When I watch Robinson run (and the way Michigan uses him), I can't help but think his best role would be to start out as a returner and as a situational running back. He's listed at just 6'0/197 pounds, but has a thickly built lower body. The Michigan offense has taught him to make the same types of reads NFL runningbacks are taught. He's totaled over 200 carries the last two seasons, and he was the entire foundation of their run game in 2010 - totaling 256 attempts for 1702 yards (6.6 YPC) and 14 touchdowns. He has a tendency to get upright, but he's a tough and patient inside runner who reads and sets his blocks up well, hits cutback lanes with authority, and has the speed to do damage in space. …

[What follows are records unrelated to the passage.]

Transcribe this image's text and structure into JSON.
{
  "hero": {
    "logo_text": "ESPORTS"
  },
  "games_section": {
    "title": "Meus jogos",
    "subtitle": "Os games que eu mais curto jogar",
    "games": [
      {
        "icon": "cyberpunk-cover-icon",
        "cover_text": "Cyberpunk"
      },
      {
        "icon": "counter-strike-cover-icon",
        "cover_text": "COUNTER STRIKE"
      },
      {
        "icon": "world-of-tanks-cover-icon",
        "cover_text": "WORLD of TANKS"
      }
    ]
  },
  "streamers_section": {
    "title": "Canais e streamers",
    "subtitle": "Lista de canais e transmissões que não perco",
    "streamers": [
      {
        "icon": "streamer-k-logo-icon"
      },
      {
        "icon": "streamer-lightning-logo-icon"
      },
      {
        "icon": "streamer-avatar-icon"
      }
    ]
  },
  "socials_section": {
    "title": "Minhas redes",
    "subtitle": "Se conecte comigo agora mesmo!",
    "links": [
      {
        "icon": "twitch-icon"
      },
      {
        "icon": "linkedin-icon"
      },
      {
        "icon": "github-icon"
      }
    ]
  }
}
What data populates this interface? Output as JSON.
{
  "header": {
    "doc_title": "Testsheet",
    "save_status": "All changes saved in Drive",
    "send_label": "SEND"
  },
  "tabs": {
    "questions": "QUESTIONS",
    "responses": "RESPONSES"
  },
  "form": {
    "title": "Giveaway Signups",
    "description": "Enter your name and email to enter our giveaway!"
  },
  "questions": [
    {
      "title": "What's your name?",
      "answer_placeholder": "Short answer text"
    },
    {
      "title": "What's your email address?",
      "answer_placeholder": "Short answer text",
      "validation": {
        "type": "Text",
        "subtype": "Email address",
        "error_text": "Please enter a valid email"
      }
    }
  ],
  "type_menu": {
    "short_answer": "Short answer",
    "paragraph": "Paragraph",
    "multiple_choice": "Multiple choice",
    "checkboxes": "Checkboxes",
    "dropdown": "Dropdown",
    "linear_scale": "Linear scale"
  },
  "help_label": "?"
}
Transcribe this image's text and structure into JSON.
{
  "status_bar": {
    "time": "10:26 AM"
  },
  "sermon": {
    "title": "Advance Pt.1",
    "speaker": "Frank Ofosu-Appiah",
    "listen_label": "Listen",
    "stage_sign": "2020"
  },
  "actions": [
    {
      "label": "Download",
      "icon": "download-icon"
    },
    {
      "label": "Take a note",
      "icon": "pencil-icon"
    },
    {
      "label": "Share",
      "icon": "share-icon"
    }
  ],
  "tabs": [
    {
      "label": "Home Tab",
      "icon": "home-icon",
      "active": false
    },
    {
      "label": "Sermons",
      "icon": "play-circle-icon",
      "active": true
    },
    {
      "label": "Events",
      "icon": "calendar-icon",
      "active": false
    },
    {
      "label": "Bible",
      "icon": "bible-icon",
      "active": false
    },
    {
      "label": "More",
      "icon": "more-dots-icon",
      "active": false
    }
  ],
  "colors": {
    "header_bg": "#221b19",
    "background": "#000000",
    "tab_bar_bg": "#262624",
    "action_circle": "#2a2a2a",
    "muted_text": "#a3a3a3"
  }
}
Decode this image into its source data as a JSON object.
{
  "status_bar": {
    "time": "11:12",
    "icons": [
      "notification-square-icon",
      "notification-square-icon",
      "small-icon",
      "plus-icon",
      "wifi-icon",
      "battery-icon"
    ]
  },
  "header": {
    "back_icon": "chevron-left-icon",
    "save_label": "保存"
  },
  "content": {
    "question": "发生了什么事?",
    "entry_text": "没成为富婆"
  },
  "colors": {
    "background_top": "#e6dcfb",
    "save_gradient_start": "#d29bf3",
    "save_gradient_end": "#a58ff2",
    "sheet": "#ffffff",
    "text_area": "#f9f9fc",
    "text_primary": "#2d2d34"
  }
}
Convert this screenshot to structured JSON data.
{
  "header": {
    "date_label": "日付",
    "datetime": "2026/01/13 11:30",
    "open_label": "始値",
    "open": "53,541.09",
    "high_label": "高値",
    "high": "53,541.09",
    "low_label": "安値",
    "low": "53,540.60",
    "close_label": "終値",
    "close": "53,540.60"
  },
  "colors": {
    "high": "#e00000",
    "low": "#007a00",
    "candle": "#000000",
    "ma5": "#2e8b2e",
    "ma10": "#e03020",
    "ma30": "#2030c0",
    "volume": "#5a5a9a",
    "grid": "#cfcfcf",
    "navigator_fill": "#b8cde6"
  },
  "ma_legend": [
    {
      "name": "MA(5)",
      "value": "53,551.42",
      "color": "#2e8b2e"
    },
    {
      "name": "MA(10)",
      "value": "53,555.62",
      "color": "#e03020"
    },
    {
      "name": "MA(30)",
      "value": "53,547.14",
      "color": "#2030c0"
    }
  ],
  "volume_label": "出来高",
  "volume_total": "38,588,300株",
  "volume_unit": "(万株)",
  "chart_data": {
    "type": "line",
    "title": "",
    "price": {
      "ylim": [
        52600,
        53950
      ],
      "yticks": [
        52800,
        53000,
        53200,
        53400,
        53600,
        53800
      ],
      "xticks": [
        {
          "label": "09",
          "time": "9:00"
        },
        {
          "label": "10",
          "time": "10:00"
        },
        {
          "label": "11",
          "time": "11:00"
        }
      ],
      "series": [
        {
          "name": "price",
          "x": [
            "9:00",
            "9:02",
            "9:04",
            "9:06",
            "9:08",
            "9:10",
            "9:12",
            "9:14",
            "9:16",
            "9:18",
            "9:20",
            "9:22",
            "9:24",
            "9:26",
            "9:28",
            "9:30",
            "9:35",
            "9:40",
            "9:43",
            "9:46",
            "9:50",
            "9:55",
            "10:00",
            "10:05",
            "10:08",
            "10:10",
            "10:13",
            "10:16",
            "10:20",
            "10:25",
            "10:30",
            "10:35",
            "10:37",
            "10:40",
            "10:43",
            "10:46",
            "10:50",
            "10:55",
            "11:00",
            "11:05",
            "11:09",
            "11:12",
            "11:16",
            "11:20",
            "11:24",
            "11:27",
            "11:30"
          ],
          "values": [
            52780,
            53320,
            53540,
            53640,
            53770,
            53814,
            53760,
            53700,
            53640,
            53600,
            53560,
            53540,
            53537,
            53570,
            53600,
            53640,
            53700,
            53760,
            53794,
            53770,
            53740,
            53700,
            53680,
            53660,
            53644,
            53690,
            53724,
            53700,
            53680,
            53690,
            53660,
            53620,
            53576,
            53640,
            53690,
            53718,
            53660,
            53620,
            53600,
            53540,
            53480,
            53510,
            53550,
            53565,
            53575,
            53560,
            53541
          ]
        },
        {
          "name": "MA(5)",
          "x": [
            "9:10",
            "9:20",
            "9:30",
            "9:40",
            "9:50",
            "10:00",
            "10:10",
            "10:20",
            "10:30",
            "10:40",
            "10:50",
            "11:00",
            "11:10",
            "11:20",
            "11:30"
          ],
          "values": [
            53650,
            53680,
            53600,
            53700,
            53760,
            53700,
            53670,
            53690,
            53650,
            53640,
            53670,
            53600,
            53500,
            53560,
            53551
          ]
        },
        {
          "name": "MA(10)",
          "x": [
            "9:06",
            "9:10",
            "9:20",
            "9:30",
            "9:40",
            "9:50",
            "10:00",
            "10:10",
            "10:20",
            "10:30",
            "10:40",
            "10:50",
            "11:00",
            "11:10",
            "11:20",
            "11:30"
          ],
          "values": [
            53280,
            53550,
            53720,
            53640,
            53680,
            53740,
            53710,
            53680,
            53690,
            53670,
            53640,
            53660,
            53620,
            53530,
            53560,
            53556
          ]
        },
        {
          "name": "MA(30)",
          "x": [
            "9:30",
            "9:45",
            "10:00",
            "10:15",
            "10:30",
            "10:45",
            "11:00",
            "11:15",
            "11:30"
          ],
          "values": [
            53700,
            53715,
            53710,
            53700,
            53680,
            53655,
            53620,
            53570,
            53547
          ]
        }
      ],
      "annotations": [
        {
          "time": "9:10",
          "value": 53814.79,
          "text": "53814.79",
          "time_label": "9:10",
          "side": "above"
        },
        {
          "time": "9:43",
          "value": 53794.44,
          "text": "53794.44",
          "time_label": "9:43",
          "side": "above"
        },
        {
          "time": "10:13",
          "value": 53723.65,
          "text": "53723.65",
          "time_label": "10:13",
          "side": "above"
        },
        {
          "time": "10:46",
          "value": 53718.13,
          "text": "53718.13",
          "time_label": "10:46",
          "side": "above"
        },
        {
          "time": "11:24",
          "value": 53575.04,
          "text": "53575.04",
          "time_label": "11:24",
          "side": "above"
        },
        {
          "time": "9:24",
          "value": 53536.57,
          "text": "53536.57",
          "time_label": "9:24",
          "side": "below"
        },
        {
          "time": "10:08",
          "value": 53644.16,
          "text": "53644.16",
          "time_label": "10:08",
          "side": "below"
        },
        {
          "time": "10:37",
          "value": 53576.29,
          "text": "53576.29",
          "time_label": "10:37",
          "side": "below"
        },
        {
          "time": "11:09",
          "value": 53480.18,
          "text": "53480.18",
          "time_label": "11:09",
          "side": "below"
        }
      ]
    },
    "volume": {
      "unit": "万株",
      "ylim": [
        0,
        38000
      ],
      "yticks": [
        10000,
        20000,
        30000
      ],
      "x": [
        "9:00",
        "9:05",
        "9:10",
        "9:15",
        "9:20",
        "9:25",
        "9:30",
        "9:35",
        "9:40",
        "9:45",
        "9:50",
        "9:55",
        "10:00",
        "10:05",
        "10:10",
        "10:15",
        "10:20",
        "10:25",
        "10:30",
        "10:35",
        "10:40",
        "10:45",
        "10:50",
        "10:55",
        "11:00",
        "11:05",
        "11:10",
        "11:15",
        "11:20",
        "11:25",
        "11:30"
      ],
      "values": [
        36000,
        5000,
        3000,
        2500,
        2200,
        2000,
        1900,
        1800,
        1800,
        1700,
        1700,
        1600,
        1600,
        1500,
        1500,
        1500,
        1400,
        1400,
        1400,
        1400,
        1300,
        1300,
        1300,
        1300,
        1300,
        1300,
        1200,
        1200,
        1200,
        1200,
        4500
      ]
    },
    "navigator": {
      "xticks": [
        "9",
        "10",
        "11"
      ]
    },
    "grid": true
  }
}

Highlighted in green, the playside linebacker moves Michigan's tight end into the backfield. The strong safety has filled hard off the edge, and the two inside linebackers are scraping hard playside. Instead of allowing the defense to string the play out, Robinson takes advantage of Alabama's pursuit, planting his outside foot, re-directing, and hitting the crease swiftly.
Denard gets skinny through the trash in the cutback lane. He leans and squares his shoulders through the tackle, which allows him to pick up an additional three yards.
Much more at the link.
More Ferns. Tom Rinaldi is just warming up for this guy:
They're not moving it. Dave Brandon will not let the whole playing at Rentschler Field thing die:
"We continue to have discussions with UConn to see if there isn't a better plan," Brandon told a small group of reporters Friday shortly after speaking at the Michigan Sport Business Conference at the Ross School of Business. "Anything's possible.
"It's totally in their control. We're trying to provide them with as much persuasion as we can, in the form of financial benefits for them to move that game to a bigger stadium."
This is not happening. The Connecticut legislature put a bunch of money into that stadium and it is now losing more money than projected; they will freak out if the Michigan game, a guaranteed sellout, is moved.
Michigan is paying BYU and Colorado 1.3 million to come out, BTW. The gap between that and 900k, 1 million dollar snackycakes is incredibly small.
Wait what? I missed this when it happened, but apparently the Orange Bowl is now going to be a potential destination for Big Ten teams that miss out on the Rose:
The Orange Bowl matchup in the new playoff era has been finalized multiple sources told CBSSports.com on Wednesday.
The ACC champion will play the highest-ranked team among Notre Dame and available teams from the SEC and Big Ten beginning after the 2014 season.
This is a problem for the Pac-12 and Big 12, who want access to more than one big bowl but the problem…
"TV doesn't want it," said one official intimately involved in the process.
Etc.: Jeopardy does CFB names. Lloyd Brady profiled by ESPN. "Deal with it Jesus" is amazing. Stubhub wins over season tickets this game; by end of year it will be a better deal, I imagine. A report from an alternate universe. Slippery Rock preview. Delany talks big about Big Ten scheduling, but which he means Ohio State scheduling. And MSU, I guess. Dump these divisions already.